Go vertical with this stylish pyramid planter – perfect for adding some instant height in the garden.
You will need: 4 x 1200mm fence palings, 50mm x 50mm timber (approx. 1.2m), 100mm x 20mm timber (approx. 2.7m), 200mm x 25mm timber (approx. 4.5m), 65mm exterior screws, circular saw, long metal ruler or other straight edge, paint stirrer, paintbrush, pencil, PVA glue (exterior), Resene Waterborne Woodsman tinted to Resene English Walnut, sandpaper (coarse), screwdriver.
Top tips: To easily rule a 45-degree line use the back of a regular crosscut handsaw – the handle of most have a built-in guide for ruling 90 and 45 degree angles.
Take care to drill each 65mm screw in at an angle to ensure the point doesn’t protrude out through the back of the timber.
To get the look: Mark stained the background raised bed with Resene Waterborne Woodsman tinted to Resene Japanese Maple.
Handy hint: As well as the bought 50mm x 50mm timber and fence palings, we used a selection of reclaimed wood from disassembled pallets and other wooden crates. For a more permanent structure, however, it would pay to use only appropriately treated timber.
Planting ideas: We used a selection of pelargoniums but this planter could also be used for seasonal colour, ornamental grasses, herbs, salad vegetables, strawberries, or even small succulents.
Make a mark 330mm from one end of one of the fence palings.
Rule a diagonal line from this mark to the opposite corner, as shown.
Repeat with the other three fence palings and then cut along these lines with the saw. Smooth rough edges with sandpaper.
Place the 50mm x 50mm piece of timber on a flat surface and place two of the fence palings into position, as shown. Rule a horizontal cutting line along the base using the metal ruler. Repeat with the other two fence palings.
Saw these pieces of timber to size using the ruled lines as a cutting guide. Smooth rough edges with sandpaper.
Assemble the four pieces of fence paling and the central 50mm x 50mm support into a ‘pyramid’ frame, as shown. Fix securely with PVA glue and screws.
Set the blade of the circular saw to 45 degrees and cut a piece of 100mm x 20mm timber to fit along one side of the base (ours measured 665mm). Smooth rough edges with sandpaper.
Fix this piece of timber into position, as shown, using screws and PVA glue.
Repeat steps seven and eight to complete the remaining three base supports, as shown.
Make a mark 150mm from the base of one of the angled supports and rule a 45 degree line upwards across the angled support, as shown.
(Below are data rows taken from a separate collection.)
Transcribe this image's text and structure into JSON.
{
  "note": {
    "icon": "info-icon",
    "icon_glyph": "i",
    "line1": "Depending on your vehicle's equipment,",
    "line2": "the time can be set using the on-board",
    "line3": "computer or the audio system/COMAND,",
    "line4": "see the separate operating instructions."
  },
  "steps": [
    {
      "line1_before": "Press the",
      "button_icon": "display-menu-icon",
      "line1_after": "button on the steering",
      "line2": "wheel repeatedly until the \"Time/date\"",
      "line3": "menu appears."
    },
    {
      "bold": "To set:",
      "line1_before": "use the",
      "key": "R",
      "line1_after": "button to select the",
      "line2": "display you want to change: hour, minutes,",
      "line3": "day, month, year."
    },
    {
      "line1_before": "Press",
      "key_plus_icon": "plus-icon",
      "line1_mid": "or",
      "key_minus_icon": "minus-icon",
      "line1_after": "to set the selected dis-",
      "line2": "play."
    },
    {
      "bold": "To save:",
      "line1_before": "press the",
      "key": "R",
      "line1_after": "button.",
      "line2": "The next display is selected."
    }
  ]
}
Rule a corresponding 45 degree line across the face of the opposite support.
Measure the distance between these two ruled lines at the back of the two supports and then the distance between the two ruled lines at the front of the two supports. Use these measurements to cut a trapezoid shape from the 200mm x 25mm timber. (The circular saw blade should still be set at 45 degrees.) Smooth rough edges with sandpaper.
Place this piece of timber into position, aligning it with the ruled lines, and fix with PVA glue and screws.
Repeat steps eleven and twelve to complete the first tier of angled walls, as shown.
Using the same technique described in steps ten to thirteen, create a second tier of angled walls – although this tier should be 250mm higher than the previous tier.
Again, using the same technique described in steps ten to thirteen, create a third tier of angled walls – this tier should also be 250mm higher than the previous tier. Allow glue to dry.